HOW TO COMPLETE THIS TASK:
Identify and copy all lines of the material where the string "recs" is found.

"""

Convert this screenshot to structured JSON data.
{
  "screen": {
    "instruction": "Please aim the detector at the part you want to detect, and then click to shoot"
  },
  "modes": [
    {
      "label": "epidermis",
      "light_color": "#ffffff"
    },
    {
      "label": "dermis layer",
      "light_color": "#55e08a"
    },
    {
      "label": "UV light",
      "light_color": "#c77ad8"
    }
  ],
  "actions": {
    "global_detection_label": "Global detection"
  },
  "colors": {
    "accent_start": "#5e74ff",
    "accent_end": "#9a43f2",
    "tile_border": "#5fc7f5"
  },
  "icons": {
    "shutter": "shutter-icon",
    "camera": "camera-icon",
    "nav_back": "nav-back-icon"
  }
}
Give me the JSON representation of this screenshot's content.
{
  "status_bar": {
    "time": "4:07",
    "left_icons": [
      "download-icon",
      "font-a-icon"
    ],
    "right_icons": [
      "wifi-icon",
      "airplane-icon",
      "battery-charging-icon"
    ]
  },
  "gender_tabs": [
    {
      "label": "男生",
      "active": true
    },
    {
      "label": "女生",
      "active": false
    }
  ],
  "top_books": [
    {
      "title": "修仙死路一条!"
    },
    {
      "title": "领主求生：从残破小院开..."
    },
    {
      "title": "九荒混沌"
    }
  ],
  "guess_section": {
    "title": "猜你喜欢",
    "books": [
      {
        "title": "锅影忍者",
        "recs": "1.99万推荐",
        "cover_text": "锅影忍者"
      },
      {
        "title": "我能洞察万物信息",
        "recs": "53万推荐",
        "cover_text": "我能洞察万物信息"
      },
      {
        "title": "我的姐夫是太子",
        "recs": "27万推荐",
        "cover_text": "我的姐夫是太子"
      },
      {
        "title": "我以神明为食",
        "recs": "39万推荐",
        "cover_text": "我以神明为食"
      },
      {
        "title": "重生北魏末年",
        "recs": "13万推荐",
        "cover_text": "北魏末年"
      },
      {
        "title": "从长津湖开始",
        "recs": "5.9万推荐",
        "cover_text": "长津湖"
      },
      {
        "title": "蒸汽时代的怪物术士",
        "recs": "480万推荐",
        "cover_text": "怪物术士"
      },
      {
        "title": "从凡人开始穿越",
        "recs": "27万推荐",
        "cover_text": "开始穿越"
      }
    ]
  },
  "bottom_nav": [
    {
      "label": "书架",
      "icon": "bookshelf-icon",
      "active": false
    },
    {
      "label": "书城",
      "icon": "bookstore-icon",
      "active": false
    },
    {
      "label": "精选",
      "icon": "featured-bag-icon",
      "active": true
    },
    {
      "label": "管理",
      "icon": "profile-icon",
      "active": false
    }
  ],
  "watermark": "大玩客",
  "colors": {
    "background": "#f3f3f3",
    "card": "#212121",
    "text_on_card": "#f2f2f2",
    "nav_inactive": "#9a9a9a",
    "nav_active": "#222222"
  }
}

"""

OUTPUT OF THE EXERCISE:
        "recs": "1.99万推荐",
        "recs": "53万推荐",
        "recs": "27万推荐",
        "recs": "39万推荐",
        "recs": "13万推荐",
        "recs": "5.9万推荐",
        "recs": "480万推荐",
        "recs": "27万推荐",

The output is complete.